Problem statement
Copy each entry below exactly as it appears.

(Data about app and page elements)
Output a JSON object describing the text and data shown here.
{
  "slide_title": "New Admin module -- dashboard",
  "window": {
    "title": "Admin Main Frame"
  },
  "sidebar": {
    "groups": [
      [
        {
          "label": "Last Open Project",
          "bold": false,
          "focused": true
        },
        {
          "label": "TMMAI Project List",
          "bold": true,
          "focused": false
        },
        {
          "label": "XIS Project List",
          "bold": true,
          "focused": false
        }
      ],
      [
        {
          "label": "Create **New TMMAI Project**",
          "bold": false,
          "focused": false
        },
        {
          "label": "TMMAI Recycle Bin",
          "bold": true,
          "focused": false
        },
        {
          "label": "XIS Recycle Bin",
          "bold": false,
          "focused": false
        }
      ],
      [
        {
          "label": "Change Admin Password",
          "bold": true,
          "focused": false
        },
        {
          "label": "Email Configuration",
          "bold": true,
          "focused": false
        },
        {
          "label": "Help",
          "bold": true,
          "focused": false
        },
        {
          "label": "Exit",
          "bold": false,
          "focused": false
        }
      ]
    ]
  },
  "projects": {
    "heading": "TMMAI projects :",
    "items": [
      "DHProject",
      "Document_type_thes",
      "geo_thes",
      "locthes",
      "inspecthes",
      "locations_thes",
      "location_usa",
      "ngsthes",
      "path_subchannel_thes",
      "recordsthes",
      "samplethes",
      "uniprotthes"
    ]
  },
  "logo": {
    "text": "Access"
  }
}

Output of the exercise
Output a JSON object describing the text and data shown here.
{
  "slide_title": "New Admin module -- dashboard",
  "window": {
    "title": "Admin Main Frame"
  },
  "sidebar": {
    "groups": [
      [
        {
          "label": "Last Open Project",
          "bold": false,
          "focused": true
        },
        {
          "label": "TMMAI Project List",
          "bold": true,
          "focused": false
        },
        {
          "label": "XIS Project List",
          "bold": true,
          "focused": false
        }
      ],
      [
        {
          "label": "Create **New TMMAI Project**",
          "bold": false,
          "focused": false
        },
        {
          "label": "TMMAI Recycle Bin",
          "bold": true,
          "focused": false
        },
        {
          "label": "XIS Recycle Bin",
          "bold": false,
          "focused": false
        }
      ],
      [
        {
          "label": "Change Admin Password",
          "bold": true,
          "focused": false
        },
        {
          "label": "Email Configuration",
          "bold": true,
          "focused": false
        },
        {
          "label": "Help",
          "bold": true,
          "focused": false
        },
        {
          "label": "Exit",
          "bold": false,
          "focused": false
        }
      ]
    ]
  },
  "projects": {
    "heading": "TMMAI projects :",
    "items": [
      "DHProject",
      "Document_type_thes",
      "geo_thes",
      "locthes",
      "inspecthes",
      "locations_thes",
      "location_usa",
      "ngsthes",
      "path_subchannel_thes",
      "recordsthes",
      "samplethes",
      "uniprotthes"
    ]
  },
  "logo": {
    "text": "Access"
  }
}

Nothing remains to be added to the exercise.